Bolls aged 20 days and over (these bolls are hard and about ¾ inches in size) do not incur significant lint damage (brown coloured lint or tight lock) even if fed on by GVB. This means that even if GVB are present in the field, if the youngest bolls are older than 20 days GVB control is not warranted.
Bolls younger than 7 days may shed as a result of feeding by GVB.
Thresholds for GVB
Action thresholds for GVB in cotton are
- 1 bug per metre when sampling with a beatsheet
- 0.5 bug per metre for visual sampling
Parasitism by Trichopoda — do parasitised GVB cause any damage?
Research shows that a GVB parasitised by Trichopoda can continue to cause damage for up to 2 weeks after being parasitised.
Trichopoda giacomelli is an important natural enemy of GVB. This fly parasitises mainly adult GVB and in some cases late instar nymphs. Female Trichopoda lay eggs on GVB and when the larvae hatch, they burrow into the bug and feed on its internal organs and body fluids. Within 2 weeks, final-instar Trichopoda larva emerges from the GVB and pupates in the soil.
Although Trichopoda does not kill the GVB immediately and damage can still occur, they do contribute to GVB mortality and help reduce the size of following GVB generations, potentially reducing the risk offuture damage.
Parasitised GVB adult
Which life stage of GVB causes maximum damage?
Late instars nymphs (4th and 5th instars) cause similar damage as the adults. However third instars will cause about half the damage as an adult while 1st and 2nd instars cause up to one third the damage.

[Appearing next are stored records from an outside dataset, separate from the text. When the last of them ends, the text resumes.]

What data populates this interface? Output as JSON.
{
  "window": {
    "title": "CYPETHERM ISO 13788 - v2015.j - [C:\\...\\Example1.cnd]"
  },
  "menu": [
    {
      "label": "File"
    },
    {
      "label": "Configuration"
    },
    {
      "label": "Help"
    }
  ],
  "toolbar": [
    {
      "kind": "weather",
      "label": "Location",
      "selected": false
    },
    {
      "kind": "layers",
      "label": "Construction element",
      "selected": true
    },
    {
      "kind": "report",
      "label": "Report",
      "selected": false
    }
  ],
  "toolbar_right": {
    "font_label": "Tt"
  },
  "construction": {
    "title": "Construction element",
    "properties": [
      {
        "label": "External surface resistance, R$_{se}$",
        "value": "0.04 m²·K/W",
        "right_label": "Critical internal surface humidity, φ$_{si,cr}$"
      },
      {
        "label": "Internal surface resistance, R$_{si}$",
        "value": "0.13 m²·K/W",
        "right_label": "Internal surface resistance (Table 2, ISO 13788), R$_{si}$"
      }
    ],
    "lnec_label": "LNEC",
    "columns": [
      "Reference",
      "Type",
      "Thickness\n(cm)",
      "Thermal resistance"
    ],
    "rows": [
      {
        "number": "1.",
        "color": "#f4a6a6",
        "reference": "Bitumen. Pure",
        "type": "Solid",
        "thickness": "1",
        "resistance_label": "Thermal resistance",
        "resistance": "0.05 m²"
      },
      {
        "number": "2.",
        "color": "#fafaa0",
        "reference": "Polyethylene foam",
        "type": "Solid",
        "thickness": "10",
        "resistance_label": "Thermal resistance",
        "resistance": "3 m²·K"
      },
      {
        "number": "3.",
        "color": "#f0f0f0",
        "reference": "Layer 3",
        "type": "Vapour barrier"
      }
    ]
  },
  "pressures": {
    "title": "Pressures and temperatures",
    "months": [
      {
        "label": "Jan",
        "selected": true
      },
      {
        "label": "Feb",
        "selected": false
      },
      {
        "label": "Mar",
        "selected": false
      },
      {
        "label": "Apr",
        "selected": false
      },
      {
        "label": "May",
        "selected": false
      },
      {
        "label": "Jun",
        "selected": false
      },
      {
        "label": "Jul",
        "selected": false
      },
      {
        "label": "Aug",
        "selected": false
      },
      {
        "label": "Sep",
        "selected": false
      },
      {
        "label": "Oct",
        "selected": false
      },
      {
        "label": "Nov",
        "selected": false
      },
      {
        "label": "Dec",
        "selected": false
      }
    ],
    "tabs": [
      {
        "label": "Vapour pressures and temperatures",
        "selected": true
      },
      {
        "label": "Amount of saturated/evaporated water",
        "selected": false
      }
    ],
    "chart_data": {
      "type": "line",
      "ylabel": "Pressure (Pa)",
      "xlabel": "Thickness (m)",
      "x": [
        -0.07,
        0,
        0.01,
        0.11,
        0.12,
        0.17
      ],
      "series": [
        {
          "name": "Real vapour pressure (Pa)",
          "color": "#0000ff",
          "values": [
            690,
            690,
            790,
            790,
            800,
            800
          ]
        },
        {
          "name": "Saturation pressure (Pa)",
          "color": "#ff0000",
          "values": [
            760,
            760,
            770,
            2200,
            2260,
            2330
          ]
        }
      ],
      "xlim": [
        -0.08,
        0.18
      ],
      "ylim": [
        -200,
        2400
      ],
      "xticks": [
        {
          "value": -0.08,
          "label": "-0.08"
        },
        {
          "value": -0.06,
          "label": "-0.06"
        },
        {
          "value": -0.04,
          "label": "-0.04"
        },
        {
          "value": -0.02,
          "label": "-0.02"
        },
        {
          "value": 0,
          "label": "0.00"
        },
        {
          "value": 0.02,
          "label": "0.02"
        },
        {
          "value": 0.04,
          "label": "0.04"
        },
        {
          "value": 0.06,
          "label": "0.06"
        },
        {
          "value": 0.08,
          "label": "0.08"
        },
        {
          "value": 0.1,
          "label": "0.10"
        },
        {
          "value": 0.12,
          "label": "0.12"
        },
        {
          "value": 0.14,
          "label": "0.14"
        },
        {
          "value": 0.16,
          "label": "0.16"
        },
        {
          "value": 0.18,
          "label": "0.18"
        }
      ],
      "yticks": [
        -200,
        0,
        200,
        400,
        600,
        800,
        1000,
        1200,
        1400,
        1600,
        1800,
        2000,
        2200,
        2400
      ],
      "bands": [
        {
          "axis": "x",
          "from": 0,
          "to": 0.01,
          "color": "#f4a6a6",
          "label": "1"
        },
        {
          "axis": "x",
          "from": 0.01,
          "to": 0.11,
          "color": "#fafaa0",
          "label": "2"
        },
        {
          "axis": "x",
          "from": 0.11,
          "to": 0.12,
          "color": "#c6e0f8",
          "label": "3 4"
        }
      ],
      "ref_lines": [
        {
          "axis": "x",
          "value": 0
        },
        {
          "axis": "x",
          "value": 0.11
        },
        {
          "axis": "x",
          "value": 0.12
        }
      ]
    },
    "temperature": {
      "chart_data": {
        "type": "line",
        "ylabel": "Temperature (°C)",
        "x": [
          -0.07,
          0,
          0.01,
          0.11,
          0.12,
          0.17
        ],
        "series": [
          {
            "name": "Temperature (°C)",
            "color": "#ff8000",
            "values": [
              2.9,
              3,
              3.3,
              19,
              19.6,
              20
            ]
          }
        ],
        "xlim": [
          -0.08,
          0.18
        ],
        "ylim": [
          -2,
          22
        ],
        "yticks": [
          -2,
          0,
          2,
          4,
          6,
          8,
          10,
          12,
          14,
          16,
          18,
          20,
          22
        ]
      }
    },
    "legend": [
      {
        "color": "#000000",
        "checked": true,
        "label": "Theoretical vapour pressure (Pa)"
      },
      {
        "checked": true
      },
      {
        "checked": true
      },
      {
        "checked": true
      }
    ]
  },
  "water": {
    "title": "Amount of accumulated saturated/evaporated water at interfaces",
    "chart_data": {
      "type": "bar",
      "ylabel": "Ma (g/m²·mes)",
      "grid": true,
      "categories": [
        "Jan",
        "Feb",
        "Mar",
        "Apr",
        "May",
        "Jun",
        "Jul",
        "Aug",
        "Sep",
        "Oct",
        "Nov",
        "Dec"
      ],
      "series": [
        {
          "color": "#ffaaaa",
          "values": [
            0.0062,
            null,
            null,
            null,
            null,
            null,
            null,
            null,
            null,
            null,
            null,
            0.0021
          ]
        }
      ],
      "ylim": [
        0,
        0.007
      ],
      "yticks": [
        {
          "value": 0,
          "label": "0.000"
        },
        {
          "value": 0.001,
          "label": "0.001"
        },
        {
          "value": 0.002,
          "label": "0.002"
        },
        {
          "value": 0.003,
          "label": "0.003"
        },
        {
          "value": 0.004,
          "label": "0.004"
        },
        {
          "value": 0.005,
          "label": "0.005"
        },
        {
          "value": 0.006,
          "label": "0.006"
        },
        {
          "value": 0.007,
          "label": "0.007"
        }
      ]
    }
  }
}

Other factors to consider when controlling GVB in late cotton